“We’ve been working since this weekend with the rancher and the Oregon Department of Fish and Wildlife and others to help the rancher avoid any more incidents like these,” said Gary Miller, field supervisor for the U.S. Fish and Wildlife Service’s La Grande office. “The rancher has taken useful steps already, and I’ve received fladry (electric fence with flagging) from Defenders of Wildlife. We’ll take that to the ranch to discourage further attacks,” he said.
Federal and state agency biologists are now attempting to catch one or more wolves in the area, to fit them with radio transmitting collars and collect blood samples before the wolves are released. The collars transmit unique radio frequencies so the wolves can be monitored in their movements following release. Monitoring will help confirm how many animals are involved, and whether a pack has taken up residence in the area. The information will help inform agency and landowner efforts to discourage further depredation.
Gray wolves in the Northern Rocky Mountains, an area that includes the eastern third of Oregon (east of a line down highways 395, 78 and 95), are scheduled to come off the federal Endangered Species Act list on May 4, 2009. Wolves will remain listed as endangered by the State of Oregon until other conditions specified in state law are met. After May 4, wolves west of the boundary will remain listed by both the state and federal Endangered Species Acts.
For now, although all partners are working together, any final decisions on how to respond to this or further depredations are the responsibility of the U.S. Fish and Wildlife Service.
The Defenders of Wildlife, a non-government organization which has offered compensation to landowners for wolf depredations for years, has verified that its compensation program will extend to Oregon as long as the wolf remains federally listed here. This landowner and others with verified wolf depredation on livestock can receive full market value for what the livestock would have sold for at full-grown market weight. The U.S. Fish and Wildlife Service and Oregon Department of Fish and Wildlife will provide the landowner with information if he chooses to pursue compensation through this program. Landowners can apply directly to Defenders of Wildlife for information at:
The non-lethal methods of discouraging wolves from killing livestock have sometimes been used effectively in Idaho and elsewhere in areas with much larger wolf populations. Electric fence with flagging (fladry) and devices called “RAG boxes” (for Radio Activated Guard boxes) can be located on or near livestock enclosures. The boxes sound off with loud human voices, vehicle sounds and recorded gunshot sounds at the approach of an active radio collar – another reason that any wolves captured now will be collared.
Experts have long predicted that wolves from the expanding Idaho population would continue to cross the Snake River and enter Oregon. Biologists have been investigating evidence of wolves in northeast Oregon for several years. Since November 2007 signs of wolves have been observed within a few miles of this area, and biologists have been conducting surveys.
Oregon Department of Fish and Wildlife and U.S. Fish and Wildlife Service officials remind the public it is illegal to shoot a wolf, even one mistaken for another animal such as a coyote.
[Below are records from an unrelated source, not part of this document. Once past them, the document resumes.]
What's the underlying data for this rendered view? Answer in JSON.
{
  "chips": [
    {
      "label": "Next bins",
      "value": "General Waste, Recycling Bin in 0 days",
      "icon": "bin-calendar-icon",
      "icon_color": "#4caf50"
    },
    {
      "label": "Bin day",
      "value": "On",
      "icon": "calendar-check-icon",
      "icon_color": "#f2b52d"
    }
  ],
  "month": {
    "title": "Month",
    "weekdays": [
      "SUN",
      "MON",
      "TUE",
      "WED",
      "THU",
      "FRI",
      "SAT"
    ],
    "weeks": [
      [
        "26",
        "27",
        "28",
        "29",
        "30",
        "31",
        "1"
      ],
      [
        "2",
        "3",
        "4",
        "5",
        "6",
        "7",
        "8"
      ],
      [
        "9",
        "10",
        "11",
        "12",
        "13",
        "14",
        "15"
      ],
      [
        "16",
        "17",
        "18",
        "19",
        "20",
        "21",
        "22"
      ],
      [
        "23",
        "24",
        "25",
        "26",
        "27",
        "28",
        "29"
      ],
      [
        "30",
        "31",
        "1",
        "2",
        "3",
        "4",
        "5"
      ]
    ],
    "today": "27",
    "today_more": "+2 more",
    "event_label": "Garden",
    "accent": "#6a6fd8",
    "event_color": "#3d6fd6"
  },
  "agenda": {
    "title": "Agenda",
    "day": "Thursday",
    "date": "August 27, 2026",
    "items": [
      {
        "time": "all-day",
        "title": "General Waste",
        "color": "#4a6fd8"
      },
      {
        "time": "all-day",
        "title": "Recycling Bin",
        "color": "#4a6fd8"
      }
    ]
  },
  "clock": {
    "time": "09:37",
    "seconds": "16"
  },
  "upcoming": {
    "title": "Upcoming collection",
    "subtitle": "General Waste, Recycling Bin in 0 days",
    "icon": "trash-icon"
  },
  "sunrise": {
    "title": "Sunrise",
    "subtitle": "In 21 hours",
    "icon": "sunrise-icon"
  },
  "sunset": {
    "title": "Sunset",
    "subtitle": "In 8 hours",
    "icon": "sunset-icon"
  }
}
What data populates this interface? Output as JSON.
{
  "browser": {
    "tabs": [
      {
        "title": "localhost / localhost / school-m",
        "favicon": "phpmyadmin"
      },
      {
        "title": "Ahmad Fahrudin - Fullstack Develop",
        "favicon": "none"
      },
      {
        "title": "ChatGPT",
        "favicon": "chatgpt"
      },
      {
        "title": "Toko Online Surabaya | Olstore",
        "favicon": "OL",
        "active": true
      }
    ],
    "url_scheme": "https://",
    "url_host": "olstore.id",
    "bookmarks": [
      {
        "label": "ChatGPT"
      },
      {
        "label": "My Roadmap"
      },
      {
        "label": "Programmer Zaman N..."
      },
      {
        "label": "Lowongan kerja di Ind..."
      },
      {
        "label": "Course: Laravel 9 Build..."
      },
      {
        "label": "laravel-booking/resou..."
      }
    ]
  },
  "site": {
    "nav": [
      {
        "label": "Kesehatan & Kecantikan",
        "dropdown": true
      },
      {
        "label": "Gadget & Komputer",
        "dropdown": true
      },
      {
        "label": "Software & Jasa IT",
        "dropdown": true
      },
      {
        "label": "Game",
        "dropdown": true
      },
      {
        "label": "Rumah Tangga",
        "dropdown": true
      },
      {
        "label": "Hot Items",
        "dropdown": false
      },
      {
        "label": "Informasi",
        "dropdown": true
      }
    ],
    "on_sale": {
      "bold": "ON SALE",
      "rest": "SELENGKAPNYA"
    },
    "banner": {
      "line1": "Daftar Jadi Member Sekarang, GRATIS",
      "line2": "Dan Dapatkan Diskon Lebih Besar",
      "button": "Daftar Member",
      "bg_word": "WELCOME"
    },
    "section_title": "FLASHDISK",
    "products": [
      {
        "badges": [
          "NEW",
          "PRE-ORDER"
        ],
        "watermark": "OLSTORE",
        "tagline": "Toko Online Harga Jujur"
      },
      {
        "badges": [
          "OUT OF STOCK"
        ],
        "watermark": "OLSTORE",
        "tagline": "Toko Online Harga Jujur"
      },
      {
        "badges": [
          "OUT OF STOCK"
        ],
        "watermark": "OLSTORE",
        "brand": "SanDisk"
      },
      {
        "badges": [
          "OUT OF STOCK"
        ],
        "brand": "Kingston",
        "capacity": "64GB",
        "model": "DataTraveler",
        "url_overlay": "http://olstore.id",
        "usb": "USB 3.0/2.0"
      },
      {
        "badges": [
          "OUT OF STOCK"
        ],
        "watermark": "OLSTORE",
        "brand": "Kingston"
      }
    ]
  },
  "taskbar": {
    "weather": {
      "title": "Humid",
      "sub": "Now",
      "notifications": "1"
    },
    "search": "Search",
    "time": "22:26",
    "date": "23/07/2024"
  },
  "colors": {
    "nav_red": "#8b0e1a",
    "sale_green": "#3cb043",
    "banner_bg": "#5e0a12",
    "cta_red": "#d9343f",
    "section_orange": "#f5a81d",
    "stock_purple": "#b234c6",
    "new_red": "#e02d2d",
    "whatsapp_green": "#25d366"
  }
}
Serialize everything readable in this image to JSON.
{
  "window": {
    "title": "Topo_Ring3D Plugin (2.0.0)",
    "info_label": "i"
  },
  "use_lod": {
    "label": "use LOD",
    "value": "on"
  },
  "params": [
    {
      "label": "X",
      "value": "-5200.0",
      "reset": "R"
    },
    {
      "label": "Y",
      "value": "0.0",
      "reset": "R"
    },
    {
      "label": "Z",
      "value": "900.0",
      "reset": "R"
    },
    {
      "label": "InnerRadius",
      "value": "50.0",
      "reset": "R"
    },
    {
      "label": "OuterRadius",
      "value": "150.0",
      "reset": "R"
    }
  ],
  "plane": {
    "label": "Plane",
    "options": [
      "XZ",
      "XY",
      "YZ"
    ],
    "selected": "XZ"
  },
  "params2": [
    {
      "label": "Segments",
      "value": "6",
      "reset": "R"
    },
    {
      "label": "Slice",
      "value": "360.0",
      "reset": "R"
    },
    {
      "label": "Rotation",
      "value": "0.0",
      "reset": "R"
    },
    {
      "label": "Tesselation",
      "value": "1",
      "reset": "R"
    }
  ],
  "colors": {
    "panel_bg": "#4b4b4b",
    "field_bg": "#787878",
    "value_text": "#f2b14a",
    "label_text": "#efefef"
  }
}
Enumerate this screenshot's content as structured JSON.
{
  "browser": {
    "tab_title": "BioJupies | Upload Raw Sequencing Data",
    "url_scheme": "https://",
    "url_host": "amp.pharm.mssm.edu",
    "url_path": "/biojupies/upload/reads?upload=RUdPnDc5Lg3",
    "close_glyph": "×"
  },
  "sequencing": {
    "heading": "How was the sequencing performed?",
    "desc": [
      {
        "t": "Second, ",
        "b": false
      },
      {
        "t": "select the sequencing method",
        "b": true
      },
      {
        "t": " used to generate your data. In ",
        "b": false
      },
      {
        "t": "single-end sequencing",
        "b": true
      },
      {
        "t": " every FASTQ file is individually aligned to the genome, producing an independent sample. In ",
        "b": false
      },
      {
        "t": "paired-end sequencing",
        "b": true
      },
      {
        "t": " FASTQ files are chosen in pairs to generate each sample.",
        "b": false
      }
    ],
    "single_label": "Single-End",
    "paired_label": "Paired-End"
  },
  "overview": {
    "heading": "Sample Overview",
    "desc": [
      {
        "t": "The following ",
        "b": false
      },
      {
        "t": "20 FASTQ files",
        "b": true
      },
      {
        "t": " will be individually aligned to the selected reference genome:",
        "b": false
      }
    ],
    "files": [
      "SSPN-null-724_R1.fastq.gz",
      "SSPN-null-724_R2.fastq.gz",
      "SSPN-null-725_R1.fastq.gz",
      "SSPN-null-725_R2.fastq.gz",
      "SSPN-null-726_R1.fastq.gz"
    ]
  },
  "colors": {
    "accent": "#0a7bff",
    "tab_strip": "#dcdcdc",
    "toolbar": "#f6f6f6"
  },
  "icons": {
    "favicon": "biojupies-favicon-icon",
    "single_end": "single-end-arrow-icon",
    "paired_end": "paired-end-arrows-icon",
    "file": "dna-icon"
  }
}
Any gray wolf in Oregon is currently listed as an endangered species under both state and federal law. Killing an animal protected under the federal Endangered Species Act is punishable by a fine of up to $100,000, one year in jail, or both. Killing a wolf is also a violation of Oregon state game law, with fines and penalties that are assessed by the court.
Individuals who see a wolf, or suspect or discover wolf activity are asked to immediately contact one of the following:
Wolf sightings can also be reported online through ODFW’s wolf Web site: www.dfw.state.or.us/wolves/
Oregon has a Wolf Conservation and Management Plan, created with extensive, state-wide public input and collaboration, which was adopted by the Fish and Wildlife Commission in 2005. More information on wolves and wolf management in Oregon is available on the website: www.dfw.state.or.us/wolves/
The mission of the U.S. Fish and Wildlife Service is working with others to conserve, protect and enhance fish, wildlife, plants and their habitats for the continuing benefit of the American people. We are both a leader and trusted partner in fish and wildlife conservation, known for our scientific excellence, stewardship of lands and natural resources, dedicated professionals and commitment to public service. For more information on our work and the people who make it happen, visit www.fws.gov